Exclusive: Witness recalls suspicious explosion before wildfire

Exclusive: Witness recalls suspicious explosion before wildfire
LAKE ISABELLA, Calif. (KBAK/KBFX) — Now that the Gulch Fire is mostly contained, the focus turns to the investigation to find out what started it all. In a story exclusive to Eyewitness News, our team talked Thursday to some Lake Isabella locals who say they heard something explode moments before flames erupted up the mountainside.

"It sounded like an explosion, not a car explosion, just like propane or something," said Lake Isabella resident Nick Magarett. He and his friends were enjoying a peaceful afternoon swimming at the lake when something suddenly interrupted their tranquility around 6:15 Tuesday evening.

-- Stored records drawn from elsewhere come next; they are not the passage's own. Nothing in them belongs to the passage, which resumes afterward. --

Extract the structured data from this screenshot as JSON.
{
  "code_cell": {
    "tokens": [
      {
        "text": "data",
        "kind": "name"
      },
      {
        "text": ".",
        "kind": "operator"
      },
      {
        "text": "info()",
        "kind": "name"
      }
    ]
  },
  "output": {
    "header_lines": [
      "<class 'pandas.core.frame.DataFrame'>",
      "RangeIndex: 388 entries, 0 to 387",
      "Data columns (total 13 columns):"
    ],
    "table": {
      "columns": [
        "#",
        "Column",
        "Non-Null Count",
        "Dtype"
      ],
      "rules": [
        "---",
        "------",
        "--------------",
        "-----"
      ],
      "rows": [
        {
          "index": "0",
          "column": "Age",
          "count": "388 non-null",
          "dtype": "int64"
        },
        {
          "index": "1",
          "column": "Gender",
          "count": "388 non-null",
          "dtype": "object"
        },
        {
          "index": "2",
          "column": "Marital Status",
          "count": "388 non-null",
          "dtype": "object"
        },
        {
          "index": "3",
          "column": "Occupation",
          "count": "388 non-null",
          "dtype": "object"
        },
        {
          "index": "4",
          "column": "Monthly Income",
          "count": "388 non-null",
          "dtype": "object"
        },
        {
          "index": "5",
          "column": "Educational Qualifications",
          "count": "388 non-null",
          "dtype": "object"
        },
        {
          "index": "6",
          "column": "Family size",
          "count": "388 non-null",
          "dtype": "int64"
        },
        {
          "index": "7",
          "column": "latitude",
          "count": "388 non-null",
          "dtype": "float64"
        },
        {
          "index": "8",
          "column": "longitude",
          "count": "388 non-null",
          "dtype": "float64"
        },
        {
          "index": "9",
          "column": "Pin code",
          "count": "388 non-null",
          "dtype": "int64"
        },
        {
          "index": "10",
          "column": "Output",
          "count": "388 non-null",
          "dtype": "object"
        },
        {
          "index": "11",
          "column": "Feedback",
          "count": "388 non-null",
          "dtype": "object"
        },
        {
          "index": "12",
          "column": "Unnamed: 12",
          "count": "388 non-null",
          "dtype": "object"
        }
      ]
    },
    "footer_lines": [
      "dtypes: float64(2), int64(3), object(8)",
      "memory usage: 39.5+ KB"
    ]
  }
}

"Within 30 seconds, 45 seconds, is when we started to notice all the smoke and everything coming up," said Magarett. He said the sound echoed through the valley but originated in an area near the French Gulch Bridge.

"Fires are pretty common up here, but you don't usually hear an explosion before it, that is kind of out of the ordinary," explained Magarett.

Lake Isabella is home to Magarett and friends, so when they saw smoke and flames, they knew exactly what to do.

"We called 911, and they sent people out, and we stayed here a little while longer and watched it," said Jeanette Montijo, friend of Magarett.

Montijo’ s sister, Jacquelyn, captured photographs of the Gulch Fire as it grew and began threatening the homes.

"It was just really close, you could feel the heat coming from the flames," said Esther Lopez, whose home is less than 100 feet from the fire line.

The Lopez home and several others were saved, but back near the French Gulch Bridge you can clearly see the ignition point of the fire. It's in that place where firefighters are focusing their investigation.

"They really go through that with a fine-tooth comb, they grid it, look at it under magnify glasses to see if there is something they can find in there," said Capt. Sean Collins of the Kern County Fire Department.

Magarett said he is convinced the sound he heard is directly connected to the cause of the fire and is worried about the dry fire season ahead.

"It sucks, for what we do have here, we try to keep it beautiful, it sucks when it burns down like that," he said. "We've always been told to watch for fires, and if you see a fire to report it immediately."

Magarett said he was not interviewed by fire officials about what he heard.

Investigators are now asking anyone who may have seen either people or vehicles in the area around that time to report it by calling 1-877-FIRE-TIP.